  • University High School Charter Renovation - Los Angeles CA
    University High School Charter, which opened in 1922, was renovated with funding from the Public Works Administration (PWA) between 1934 and 1935. The school's architectural style is distinctive, recalling Spain's Alhambra or the Romanesque of Northern Italy. In January 1934, the PWA allocated $9,380,000 to the Los Angeles Unified School District for the rehabilitation of schools damaged in the severe 1933 Long Beach earthquake.  One hundred and thirty schools would benefit from the system-wide loan and grant, with 2,500 men to be employed in rehabilitation work over 21 months. Upon receiving news of the PWA allocation, Board of Education member Arthur Eckman told...
  • Lindbergh STEAM Academy - Long Beach CA

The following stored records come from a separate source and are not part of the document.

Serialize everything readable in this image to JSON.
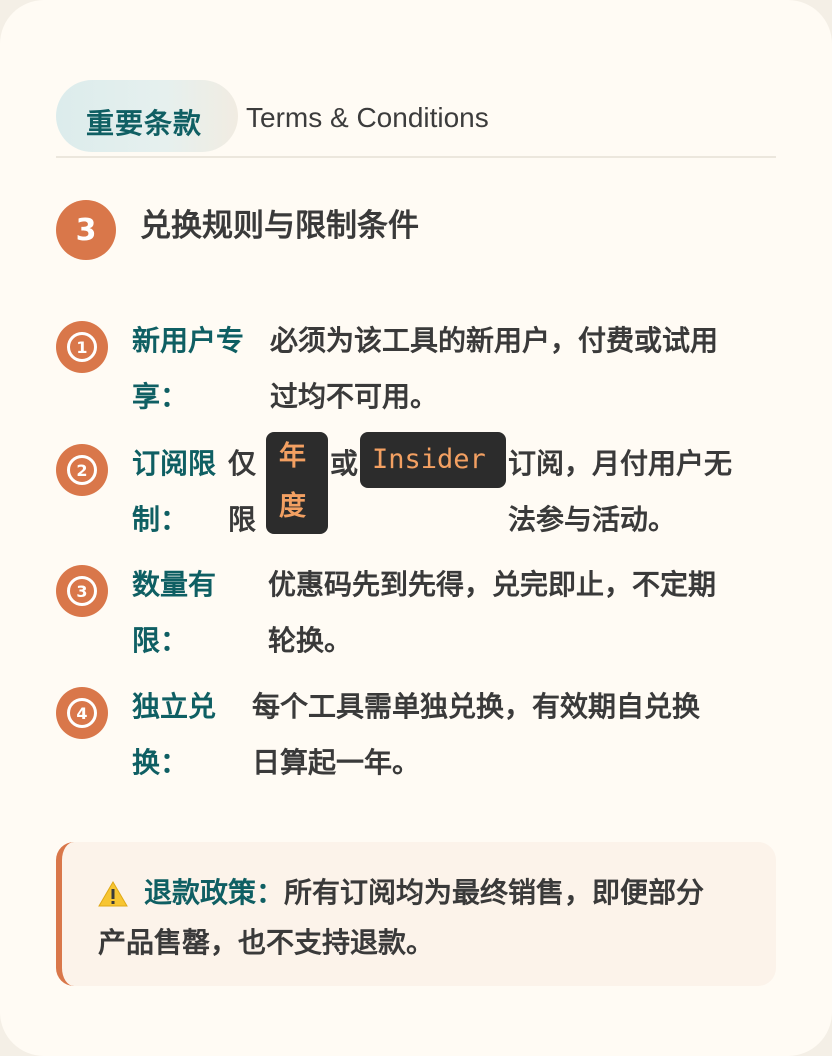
{
  "header": {
    "pill_label": "重要条款",
    "subtitle_en": "Terms & Conditions"
  },
  "section": {
    "number": "3",
    "title": "兑换规则与限制条件"
  },
  "items": [
    {
      "marker": "1",
      "label_line1": "新用户专",
      "label_line2": "享：",
      "desc_line1": "必须为该工具的新用户，付费或试用",
      "desc_line2": "过均不可用。"
    },
    {
      "marker": "2",
      "label_line1": "订阅限",
      "label_line2": "制：",
      "pre_line1": "仅",
      "pre_line2": "限",
      "tag1_line1": "年",
      "tag1_line2": "度",
      "mid": "或",
      "tag2": "Insider",
      "post_line1": "订阅，月付用户无",
      "post_line2": "法参与活动。"
    },
    {
      "marker": "3",
      "label_line1": "数量有",
      "label_line2": "限：",
      "desc_line1": "优惠码先到先得，兑完即止，不定期",
      "desc_line2": "轮换。"
    },
    {
      "marker": "4",
      "label_line1": "独立兑",
      "label_line2": "换：",
      "desc_line1": "每个工具需单独兑换，有效期自兑换",
      "desc_line2": "日算起一年。"
    }
  ],
  "callout": {
    "icon": "warning-icon",
    "label": "退款政策：",
    "text_line1": "所有订阅均为最终销售，即便部分",
    "text_line2": "产品售罄，也不支持退款。"
  },
  "colors": {
    "accent": "#d9774a",
    "teal": "#0f5f63",
    "background": "#fffbf4",
    "tag_bg": "#2c2c2c",
    "tag_text": "#f3a062"
  }
}
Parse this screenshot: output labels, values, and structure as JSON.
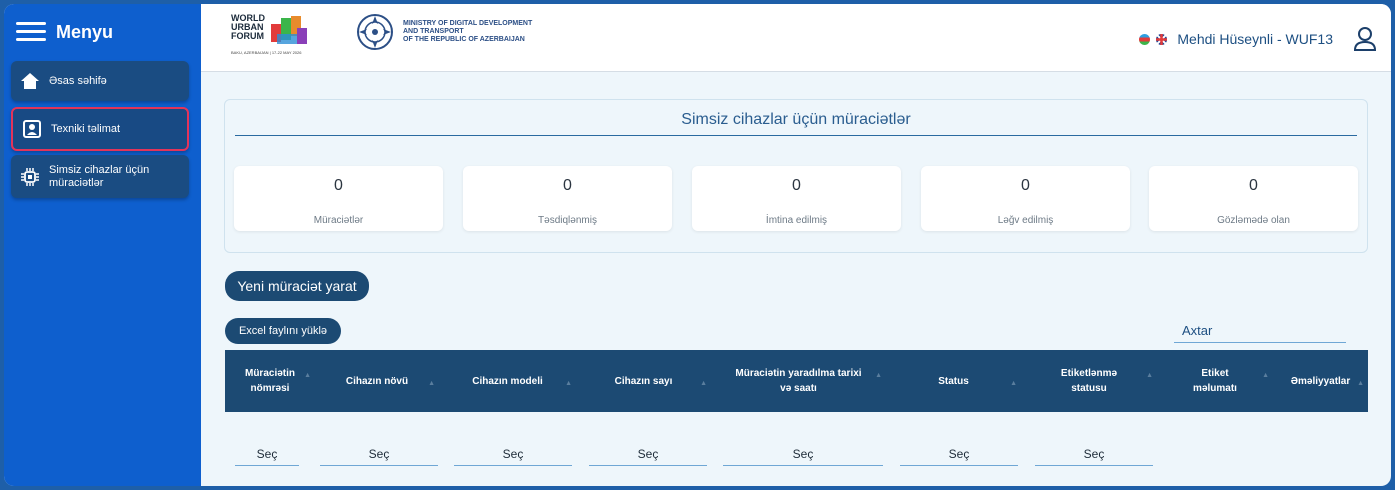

    Lindbergh STEAM Academy (originally Lindbergh Junior High School) was rebuilt by the Public Works Administration (PWA) in 1935 after the 1933 Long Beach Earthquake destroyed the original 1930 structure. The school was designed in WPA/PWA Moderne style by D. Easton Herrald to resemble an airplane with the main entry, library, and administrative offices the nose of the aircraft and the classrooms the wings. Above the main entrance is a relief map of Charles Lindbergh's historic transatlantic flight. The 1933 earthquake destroyed hundreds of schools throughout Southern California. “On August 29, 1933, Long Beach citizens approved a $4,930,000 bond measure for the rebuilding...
  • Washington Middle School - Long Beach CA
    The Public Works Administration (PWA) funded the reconstruction of Washington Middle School in Long Beach, CA, after the school was heavily damaged in the 1933 earthquake. The school reopened in 1935. According to the school's website, Washington Middle School was originally constructed in 1921 (with the addition of a shop building in 1926). The architects were W. Horace Austin of Long Beach and John C. Austin of Los Angeles. Curiously, the school history fails to mention the 1933 earthquake and the reconstruction paid for by the New Deal! Yet documents in the National Archives clearly state that the school was rebuilt...
  • Robert E. Peary Middle School - Gardena CA
    Robert E. Peary Middle School (formerly Gardena High School), which opened in 1907 in Gardena, CA, was rebuilt with funding from the Public Works Administration (PWA) between 1934 and 1935. In January 1934, the PWA allocated $9,380,000 to the Los Angeles Unified School District for the rehabilitation of schools damaged in the severe 1933 Long Beach earthquake.  One hundred and thirty schools would benefit from the system-wide loan and grant, with 2,500 men to be employed in rehabilitation work over 21 months. Upon receiving news of the PWA allocation, Board of Education member Arthur Eckman told the Los Angeles Times, “I am sure...
  • Eureka Municipal Auditorium - Eureka CA
    The large Eureka Municipal Auditorium was built with funding from the Public Works Administration (PWA) in 1935-36.  While it retains the old name, etched in bas-relief above the entrance, the building now appears to be used as a gymnasium for youth basketball (2023). The building's design is Classical Moderne, with Art Deco touches.  The classical element is given by the two-story entrance with its 4 full and 2 half-columns (all fluted) and wide stairway.  Flanking the entrance are full-length, recessed vertical bas-reliefs in  abstract Art Deco style.  Two similar bas-relief columns appear on each side of the building.  The effect of...